» Information given:
======

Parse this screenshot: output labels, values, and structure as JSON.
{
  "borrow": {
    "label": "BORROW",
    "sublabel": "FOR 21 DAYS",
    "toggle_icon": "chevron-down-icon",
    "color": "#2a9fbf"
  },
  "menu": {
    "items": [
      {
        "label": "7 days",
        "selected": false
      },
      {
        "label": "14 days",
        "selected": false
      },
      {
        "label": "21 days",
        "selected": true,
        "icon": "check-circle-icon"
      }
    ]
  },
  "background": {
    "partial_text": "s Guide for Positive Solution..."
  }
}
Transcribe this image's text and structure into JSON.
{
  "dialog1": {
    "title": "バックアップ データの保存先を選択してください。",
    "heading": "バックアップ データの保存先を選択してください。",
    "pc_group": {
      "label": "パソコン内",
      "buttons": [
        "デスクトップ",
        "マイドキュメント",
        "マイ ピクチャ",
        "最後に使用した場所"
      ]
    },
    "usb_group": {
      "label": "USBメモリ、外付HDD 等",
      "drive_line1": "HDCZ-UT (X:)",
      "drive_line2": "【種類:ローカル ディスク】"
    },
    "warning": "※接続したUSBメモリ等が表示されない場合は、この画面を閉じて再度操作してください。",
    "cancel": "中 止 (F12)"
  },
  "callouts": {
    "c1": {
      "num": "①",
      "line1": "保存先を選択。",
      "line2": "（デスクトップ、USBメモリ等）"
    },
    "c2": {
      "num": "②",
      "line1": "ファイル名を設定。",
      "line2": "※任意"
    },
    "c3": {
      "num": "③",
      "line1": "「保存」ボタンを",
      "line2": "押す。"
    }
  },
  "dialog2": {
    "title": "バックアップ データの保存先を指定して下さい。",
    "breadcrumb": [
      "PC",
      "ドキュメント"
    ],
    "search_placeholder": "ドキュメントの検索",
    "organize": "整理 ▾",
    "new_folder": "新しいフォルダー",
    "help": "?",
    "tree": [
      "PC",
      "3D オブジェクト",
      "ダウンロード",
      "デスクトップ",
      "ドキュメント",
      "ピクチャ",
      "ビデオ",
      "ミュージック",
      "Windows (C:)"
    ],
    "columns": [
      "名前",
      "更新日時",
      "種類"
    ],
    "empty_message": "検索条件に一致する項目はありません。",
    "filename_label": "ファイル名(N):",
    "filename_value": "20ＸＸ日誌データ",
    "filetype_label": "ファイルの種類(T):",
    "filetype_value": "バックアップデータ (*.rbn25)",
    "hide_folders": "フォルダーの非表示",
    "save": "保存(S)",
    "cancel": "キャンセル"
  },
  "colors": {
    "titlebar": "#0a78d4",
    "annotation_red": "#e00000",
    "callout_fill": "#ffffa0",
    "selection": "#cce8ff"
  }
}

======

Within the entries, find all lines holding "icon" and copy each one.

    "toggle_icon": "chevron-down-icon",
        "icon": "check-circle-icon"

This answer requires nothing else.